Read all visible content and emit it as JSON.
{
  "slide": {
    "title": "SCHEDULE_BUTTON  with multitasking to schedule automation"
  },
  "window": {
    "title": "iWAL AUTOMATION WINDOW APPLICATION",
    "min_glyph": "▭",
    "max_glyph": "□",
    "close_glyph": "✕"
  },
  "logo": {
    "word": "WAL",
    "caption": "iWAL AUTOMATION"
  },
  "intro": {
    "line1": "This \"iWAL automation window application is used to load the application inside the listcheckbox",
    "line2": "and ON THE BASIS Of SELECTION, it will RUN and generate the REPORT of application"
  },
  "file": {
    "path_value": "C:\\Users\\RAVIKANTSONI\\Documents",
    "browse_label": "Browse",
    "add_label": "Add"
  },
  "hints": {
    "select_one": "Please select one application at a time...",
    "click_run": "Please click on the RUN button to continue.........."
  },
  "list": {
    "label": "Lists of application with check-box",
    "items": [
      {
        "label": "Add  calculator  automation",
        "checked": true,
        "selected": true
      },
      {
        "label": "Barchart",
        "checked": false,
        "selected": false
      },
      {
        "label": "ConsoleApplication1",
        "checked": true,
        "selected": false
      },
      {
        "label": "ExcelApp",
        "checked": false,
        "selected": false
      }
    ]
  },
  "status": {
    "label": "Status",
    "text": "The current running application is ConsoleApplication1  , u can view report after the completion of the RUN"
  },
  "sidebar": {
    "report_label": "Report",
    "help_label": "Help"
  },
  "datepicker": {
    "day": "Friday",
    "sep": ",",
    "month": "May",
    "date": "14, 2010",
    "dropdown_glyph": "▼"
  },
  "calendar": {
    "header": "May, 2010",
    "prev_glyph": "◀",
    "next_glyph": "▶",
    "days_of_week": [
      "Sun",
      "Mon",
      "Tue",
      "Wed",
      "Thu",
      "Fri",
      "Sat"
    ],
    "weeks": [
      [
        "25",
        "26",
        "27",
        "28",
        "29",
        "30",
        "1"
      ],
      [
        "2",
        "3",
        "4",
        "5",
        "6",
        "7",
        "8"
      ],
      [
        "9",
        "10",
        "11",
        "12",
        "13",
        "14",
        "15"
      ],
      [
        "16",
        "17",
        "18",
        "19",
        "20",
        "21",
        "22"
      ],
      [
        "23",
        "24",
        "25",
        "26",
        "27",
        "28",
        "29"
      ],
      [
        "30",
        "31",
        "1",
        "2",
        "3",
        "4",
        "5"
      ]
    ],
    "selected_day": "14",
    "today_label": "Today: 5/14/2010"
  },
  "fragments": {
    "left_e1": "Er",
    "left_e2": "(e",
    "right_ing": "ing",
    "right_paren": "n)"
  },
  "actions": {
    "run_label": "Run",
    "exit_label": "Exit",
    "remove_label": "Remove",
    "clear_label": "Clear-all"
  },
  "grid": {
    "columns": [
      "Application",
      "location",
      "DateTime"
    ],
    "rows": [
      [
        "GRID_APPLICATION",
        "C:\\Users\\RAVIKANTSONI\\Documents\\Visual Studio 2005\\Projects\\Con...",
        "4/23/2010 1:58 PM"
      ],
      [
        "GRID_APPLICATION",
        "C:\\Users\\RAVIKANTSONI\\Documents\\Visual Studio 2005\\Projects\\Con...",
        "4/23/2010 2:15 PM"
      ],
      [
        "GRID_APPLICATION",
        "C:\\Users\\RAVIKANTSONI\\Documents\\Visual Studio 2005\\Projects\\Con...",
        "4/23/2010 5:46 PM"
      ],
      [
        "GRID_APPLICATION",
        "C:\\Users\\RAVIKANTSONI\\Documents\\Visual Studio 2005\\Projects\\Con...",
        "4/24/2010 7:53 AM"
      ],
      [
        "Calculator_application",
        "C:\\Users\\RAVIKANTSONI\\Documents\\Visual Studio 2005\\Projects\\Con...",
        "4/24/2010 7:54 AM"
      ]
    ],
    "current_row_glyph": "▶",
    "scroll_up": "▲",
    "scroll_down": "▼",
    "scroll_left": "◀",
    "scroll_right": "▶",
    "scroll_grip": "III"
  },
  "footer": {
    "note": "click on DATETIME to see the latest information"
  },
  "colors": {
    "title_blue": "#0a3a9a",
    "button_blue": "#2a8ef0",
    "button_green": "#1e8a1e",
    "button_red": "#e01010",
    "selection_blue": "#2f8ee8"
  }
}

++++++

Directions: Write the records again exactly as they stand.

Answer section:
Read all visible content and emit it as JSON.
{
  "slide": {
    "title": "SCHEDULE_BUTTON  with multitasking to schedule automation"
  },
  "window": {
    "title": "iWAL AUTOMATION WINDOW APPLICATION",
    "min_glyph": "▭",
    "max_glyph": "□",
    "close_glyph": "✕"
  },
  "logo": {
    "word": "WAL",
    "caption": "iWAL AUTOMATION"
  },
  "intro": {
    "line1": "This \"iWAL automation window application is used to load the application inside the listcheckbox",
    "line2": "and ON THE BASIS Of SELECTION, it will RUN and generate the REPORT of application"
  },
  "file": {
    "path_value": "C:\\Users\\RAVIKANTSONI\\Documents",
    "browse_label": "Browse",
    "add_label": "Add"
  },
  "hints": {
    "select_one": "Please select one application at a time...",
    "click_run": "Please click on the RUN button to continue.........."
  },
  "list": {
    "label": "Lists of application with check-box",
    "items": [
      {
        "label": "Add  calculator  automation",
        "checked": true,
        "selected": true
      },
      {
        "label": "Barchart",
        "checked": false,
        "selected": false
      },
      {
        "label": "ConsoleApplication1",
        "checked": true,
        "selected": false
      },
      {
        "label": "ExcelApp",
        "checked": false,
        "selected": false
      }
    ]
  },
  "status": {
    "label": "Status",
    "text": "The current running application is ConsoleApplication1  , u can view report after the completion of the RUN"
  },
  "sidebar": {
    "report_label": "Report",
    "help_label": "Help"
  },
  "datepicker": {
    "day": "Friday",
    "sep": ",",
    "month": "May",
    "date": "14, 2010",
    "dropdown_glyph": "▼"
  },
  "calendar": {
    "header": "May, 2010",
    "prev_glyph": "◀",
    "next_glyph": "▶",
    "days_of_week": [
      "Sun",
      "Mon",
      "Tue",
      "Wed",
      "Thu",
      "Fri",
      "Sat"
    ],
    "weeks": [
      [
        "25",
        "26",
        "27",
        "28",
        "29",
        "30",
        "1"
      ],
      [
        "2",
        "3",
        "4",
        "5",
        "6",
        "7",
        "8"
      ],
      [
        "9",
        "10",
        "11",
        "12",
        "13",
        "14",
        "15"
      ],
      [
        "16",
        "17",
        "18",
        "19",
        "20",
        "21",
        "22"
      ],
      [
        "23",
        "24",
        "25",
        "26",
        "27",
        "28",
        "29"
      ],
      [
        "30",
        "31",
        "1",
        "2",
        "3",
        "4",
        "5"
      ]
    ],
    "selected_day": "14",
    "today_label": "Today: 5/14/2010"
  },
  "fragments": {
    "left_e1": "Er",
    "left_e2": "(e",
    "right_ing": "ing",
    "right_paren": "n)"
  },
  "actions": {
    "run_label": "Run",
    "exit_label": "Exit",
    "remove_label": "Remove",
    "clear_label": "Clear-all"
  },
  "grid": {
    "columns": [
      "Application",
      "location",
      "DateTime"
    ],
    "rows": [
      [
        "GRID_APPLICATION",
        "C:\\Users\\RAVIKANTSONI\\Documents\\Visual Studio 2005\\Projects\\Con...",
        "4/23/2010 1:58 PM"
      ],
      [
        "GRID_APPLICATION",
        "C:\\Users\\RAVIKANTSONI\\Documents\\Visual Studio 2005\\Projects\\Con...",
        "4/23/2010 2:15 PM"
      ],
      [
        "GRID_APPLICATION",
        "C:\\Users\\RAVIKANTSONI\\Documents\\Visual Studio 2005\\Projects\\Con...",
        "4/23/2010 5:46 PM"
      ],
      [
        "GRID_APPLICATION",
        "C:\\Users\\RAVIKANTSONI\\Documents\\Visual Studio 2005\\Projects\\Con...",
        "4/24/2010 7:53 AM"
      ],
      [
        "Calculator_application",
        "C:\\Users\\RAVIKANTSONI\\Documents\\Visual Studio 2005\\Projects\\Con...",
        "4/24/2010 7:54 AM"
      ]
    ],
    "current_row_glyph": "▶",
    "scroll_up": "▲",
    "scroll_down": "▼",
    "scroll_left": "◀",
    "scroll_right": "▶",
    "scroll_grip": "III"
  },
  "footer": {
    "note": "click on DATETIME to see the latest information"
  },
  "colors": {
    "title_blue": "#0a3a9a",
    "button_blue": "#2a8ef0",
    "button_green": "#1e8a1e",
    "button_red": "#e01010",
    "selection_blue": "#2f8ee8"
  }
}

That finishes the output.